WHAT THE TASK ASKS: Only lines containing "this" are wanted from the data below. Copy those lines.

===== SUPPLIED RECORDS

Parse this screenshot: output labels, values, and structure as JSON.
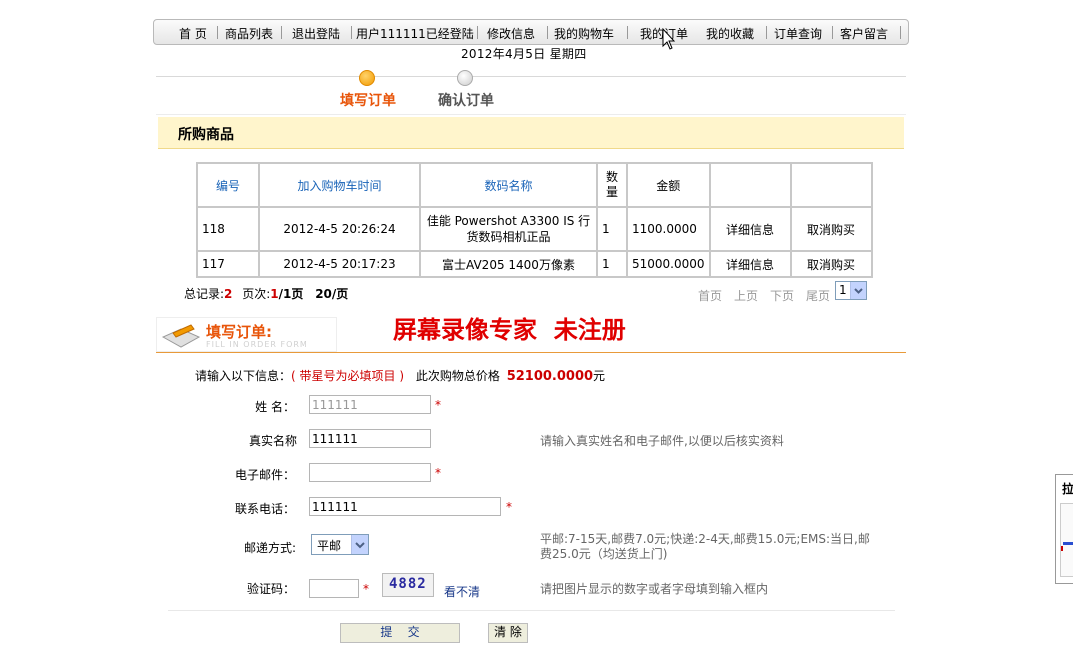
{
  "nav": {
    "items": [
      "首 页",
      "商品列表",
      "退出登陆",
      "用户111111已经登陆",
      "修改信息",
      "我的购物车",
      "我的订单",
      "我的收藏",
      "订单查询",
      "客户留言"
    ]
  },
  "date": "2012年4月5日  星期四",
  "steps": {
    "step1": "填写订单",
    "step2": "确认订单"
  },
  "purchased_title": "所购商品",
  "table": {
    "headers": [
      "编号",
      "加入购物车时间",
      "数码名称",
      "数量",
      "金额",
      "",
      ""
    ],
    "rows": [
      {
        "id": "118",
        "time": "2012-4-5 20:26:24",
        "name": "佳能 Powershot A3300 IS 行货数码相机正品",
        "qty": "1",
        "amount": "1100.0000",
        "detail": "详细信息",
        "cancel": "取消购买"
      },
      {
        "id": "117",
        "time": "2012-4-5 20:17:23",
        "name": "富士AV205 1400万像素",
        "qty": "1",
        "amount": "51000.0000",
        "detail": "详细信息",
        "cancel": "取消购买"
      }
    ]
  },
  "pager": {
    "total_label": "总记录:",
    "total": "2",
    "page_label": "页次:",
    "page_cur": "1",
    "page_sep": "/1页",
    "per_page": "20/页",
    "first": "首页",
    "prev": "上页",
    "next": "下页",
    "last": "尾页",
    "select": "1"
  },
  "order_form": {
    "banner_title": "填写订单:",
    "banner_sub": "FILL IN ORDER FORM",
    "watermark": "屏幕录像专家  未注册",
    "intro": "请输入以下信息：",
    "required_note": "( 带星号为必填项目 )",
    "total_label": "此次购物总价格",
    "total_value": "52100.0000",
    "total_unit": "元",
    "name_label": "姓 名：",
    "name_value": "111111",
    "realname_label": "真实名称",
    "realname_value": "111111",
    "realname_hint": "请输入真实姓名和电子邮件,以便以后核实资料",
    "email_label": "电子邮件：",
    "email_value": "",
    "phone_label": "联系电话：",
    "phone_value": "111111",
    "ship_label": "邮递方式:",
    "ship_value": "平邮",
    "ship_hint_1": "平邮:7-15天,邮费7.0元;快递:2-4天,邮费15.0元;EMS:当日,邮",
    "ship_hint_2": "费25.0元（均送货上门)",
    "captcha_label": "验证码：",
    "captcha_value": "",
    "captcha_image_text": "4882",
    "captcha_refresh": "看不清",
    "captcha_hint": "请把图片显示的数字或者字母填到输入框内",
    "submit": "提    交",
    "clear": "清 除"
  },
  "side_panel": {
    "label": "拉"
  },
  "colors": {
    "accent_orange": "#e8550a",
    "required_red": "#cc0000",
    "link_blue": "#1a64b8",
    "watermark_red": "#e00000"
  }
}
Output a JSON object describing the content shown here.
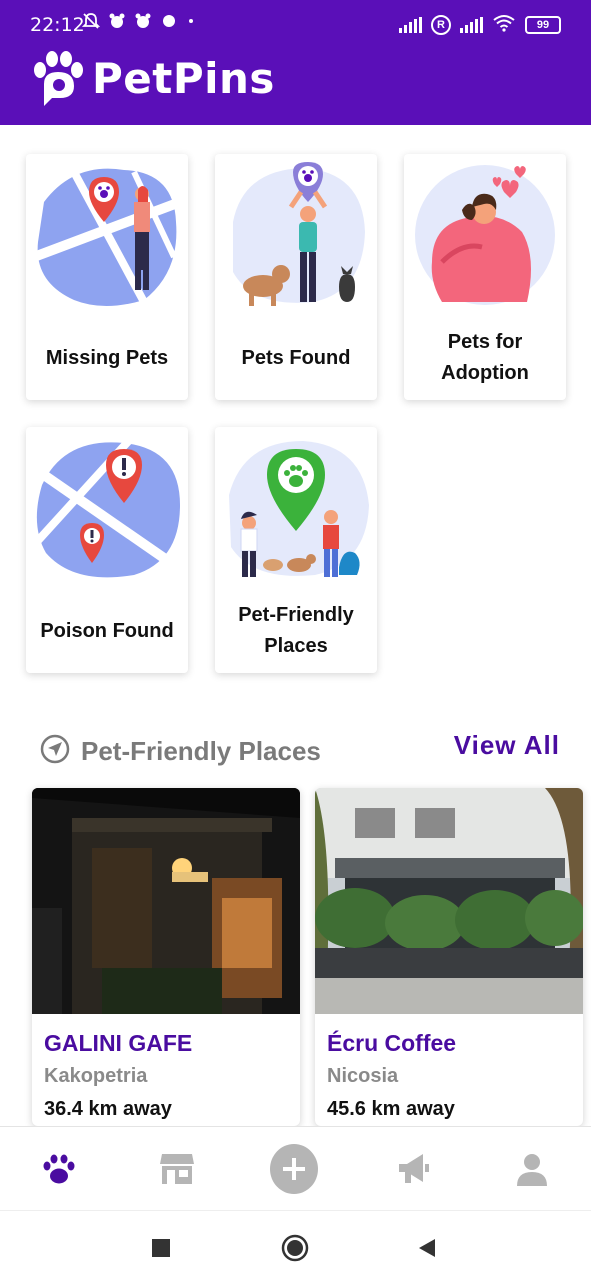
{
  "status_bar": {
    "time": "22:12",
    "battery": "99"
  },
  "header": {
    "brand_name": "PetPins",
    "brand_color": "#5a0fb8"
  },
  "categories": [
    {
      "label": "Missing Pets",
      "icon": "map-pin-paw-icon"
    },
    {
      "label": "Pets Found",
      "icon": "person-holding-pin-icon"
    },
    {
      "label": "Pets for Adoption",
      "icon": "person-hugging-pet-icon"
    },
    {
      "label": "Poison Found",
      "icon": "map-warning-pin-icon"
    },
    {
      "label": "Pet-Friendly Places",
      "icon": "green-paw-pin-icon"
    }
  ],
  "places_section": {
    "title": "Pet-Friendly Places",
    "view_all": "View All",
    "accent": "#4a0ca0"
  },
  "places": [
    {
      "name": "GALINI GAFE",
      "city": "Kakopetria",
      "distance": "36.4 km away"
    },
    {
      "name": "Écru Coffee",
      "city": "Nicosia",
      "distance": "45.6 km away"
    }
  ],
  "bottom_nav": [
    {
      "icon": "paw-icon",
      "active": true
    },
    {
      "icon": "store-icon",
      "active": false
    },
    {
      "icon": "add-icon",
      "active": false
    },
    {
      "icon": "megaphone-icon",
      "active": false
    },
    {
      "icon": "user-icon",
      "active": false
    }
  ]
}
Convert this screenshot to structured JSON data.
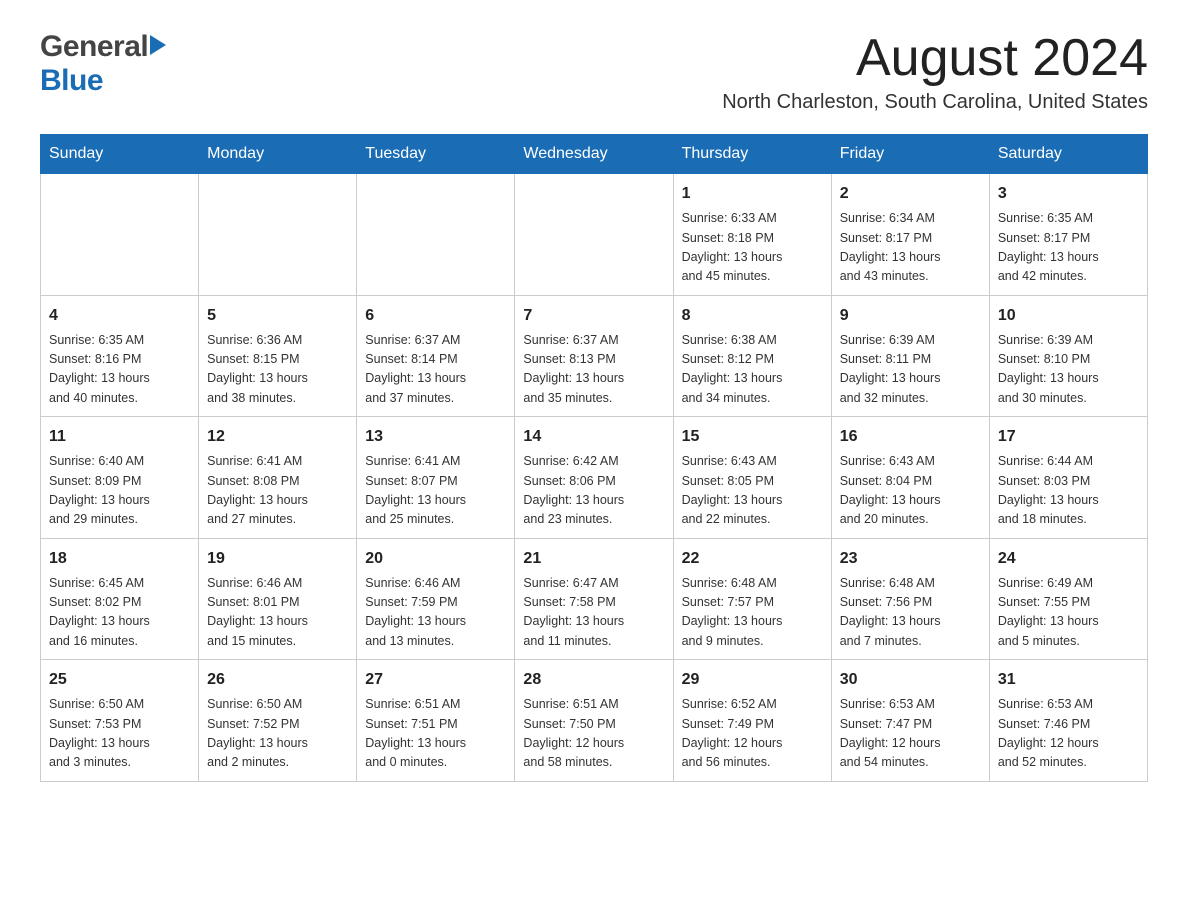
{
  "header": {
    "logo_general": "General",
    "logo_blue": "Blue",
    "month_title": "August 2024",
    "location": "North Charleston, South Carolina, United States"
  },
  "weekdays": [
    "Sunday",
    "Monday",
    "Tuesday",
    "Wednesday",
    "Thursday",
    "Friday",
    "Saturday"
  ],
  "weeks": [
    [
      {
        "day": "",
        "info": ""
      },
      {
        "day": "",
        "info": ""
      },
      {
        "day": "",
        "info": ""
      },
      {
        "day": "",
        "info": ""
      },
      {
        "day": "1",
        "info": "Sunrise: 6:33 AM\nSunset: 8:18 PM\nDaylight: 13 hours\nand 45 minutes."
      },
      {
        "day": "2",
        "info": "Sunrise: 6:34 AM\nSunset: 8:17 PM\nDaylight: 13 hours\nand 43 minutes."
      },
      {
        "day": "3",
        "info": "Sunrise: 6:35 AM\nSunset: 8:17 PM\nDaylight: 13 hours\nand 42 minutes."
      }
    ],
    [
      {
        "day": "4",
        "info": "Sunrise: 6:35 AM\nSunset: 8:16 PM\nDaylight: 13 hours\nand 40 minutes."
      },
      {
        "day": "5",
        "info": "Sunrise: 6:36 AM\nSunset: 8:15 PM\nDaylight: 13 hours\nand 38 minutes."
      },
      {
        "day": "6",
        "info": "Sunrise: 6:37 AM\nSunset: 8:14 PM\nDaylight: 13 hours\nand 37 minutes."
      },
      {
        "day": "7",
        "info": "Sunrise: 6:37 AM\nSunset: 8:13 PM\nDaylight: 13 hours\nand 35 minutes."
      },
      {
        "day": "8",
        "info": "Sunrise: 6:38 AM\nSunset: 8:12 PM\nDaylight: 13 hours\nand 34 minutes."
      },
      {
        "day": "9",
        "info": "Sunrise: 6:39 AM\nSunset: 8:11 PM\nDaylight: 13 hours\nand 32 minutes."
      },
      {
        "day": "10",
        "info": "Sunrise: 6:39 AM\nSunset: 8:10 PM\nDaylight: 13 hours\nand 30 minutes."
      }
    ],
    [
      {
        "day": "11",
        "info": "Sunrise: 6:40 AM\nSunset: 8:09 PM\nDaylight: 13 hours\nand 29 minutes."
      },
      {
        "day": "12",
        "info": "Sunrise: 6:41 AM\nSunset: 8:08 PM\nDaylight: 13 hours\nand 27 minutes."
      },
      {
        "day": "13",
        "info": "Sunrise: 6:41 AM\nSunset: 8:07 PM\nDaylight: 13 hours\nand 25 minutes."
      },
      {
        "day": "14",
        "info": "Sunrise: 6:42 AM\nSunset: 8:06 PM\nDaylight: 13 hours\nand 23 minutes."
      },
      {
        "day": "15",
        "info": "Sunrise: 6:43 AM\nSunset: 8:05 PM\nDaylight: 13 hours\nand 22 minutes."
      },
      {
        "day": "16",
        "info": "Sunrise: 6:43 AM\nSunset: 8:04 PM\nDaylight: 13 hours\nand 20 minutes."
      },
      {
        "day": "17",
        "info": "Sunrise: 6:44 AM\nSunset: 8:03 PM\nDaylight: 13 hours\nand 18 minutes."
      }
    ],
    [
      {
        "day": "18",
        "info": "Sunrise: 6:45 AM\nSunset: 8:02 PM\nDaylight: 13 hours\nand 16 minutes."
      },
      {
        "day": "19",
        "info": "Sunrise: 6:46 AM\nSunset: 8:01 PM\nDaylight: 13 hours\nand 15 minutes."
      },
      {
        "day": "20",
        "info": "Sunrise: 6:46 AM\nSunset: 7:59 PM\nDaylight: 13 hours\nand 13 minutes."
      },
      {
        "day": "21",
        "info": "Sunrise: 6:47 AM\nSunset: 7:58 PM\nDaylight: 13 hours\nand 11 minutes."
      },
      {
        "day": "22",
        "info": "Sunrise: 6:48 AM\nSunset: 7:57 PM\nDaylight: 13 hours\nand 9 minutes."
      },
      {
        "day": "23",
        "info": "Sunrise: 6:48 AM\nSunset: 7:56 PM\nDaylight: 13 hours\nand 7 minutes."
      },
      {
        "day": "24",
        "info": "Sunrise: 6:49 AM\nSunset: 7:55 PM\nDaylight: 13 hours\nand 5 minutes."
      }
    ],
    [
      {
        "day": "25",
        "info": "Sunrise: 6:50 AM\nSunset: 7:53 PM\nDaylight: 13 hours\nand 3 minutes."
      },
      {
        "day": "26",
        "info": "Sunrise: 6:50 AM\nSunset: 7:52 PM\nDaylight: 13 hours\nand 2 minutes."
      },
      {
        "day": "27",
        "info": "Sunrise: 6:51 AM\nSunset: 7:51 PM\nDaylight: 13 hours\nand 0 minutes."
      },
      {
        "day": "28",
        "info": "Sunrise: 6:51 AM\nSunset: 7:50 PM\nDaylight: 12 hours\nand 58 minutes."
      },
      {
        "day": "29",
        "info": "Sunrise: 6:52 AM\nSunset: 7:49 PM\nDaylight: 12 hours\nand 56 minutes."
      },
      {
        "day": "30",
        "info": "Sunrise: 6:53 AM\nSunset: 7:47 PM\nDaylight: 12 hours\nand 54 minutes."
      },
      {
        "day": "31",
        "info": "Sunrise: 6:53 AM\nSunset: 7:46 PM\nDaylight: 12 hours\nand 52 minutes."
      }
    ]
  ]
}
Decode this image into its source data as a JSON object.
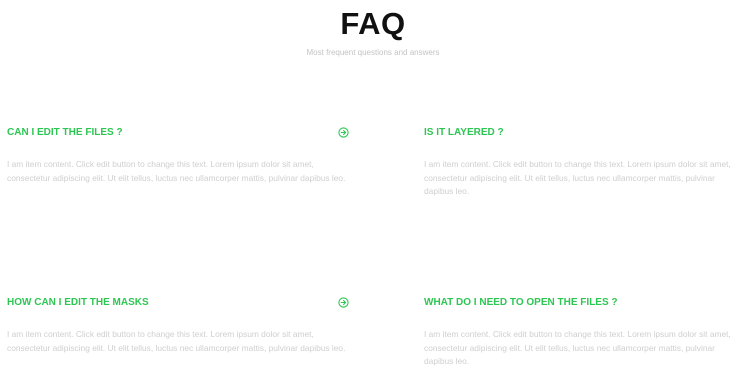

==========

EXPECTED ANSWER:
Parse this screenshot: output labels, values, and structure as JSON.
Convert this screenshot to structured JSON data.
Decode this image into its source data as a JSON object.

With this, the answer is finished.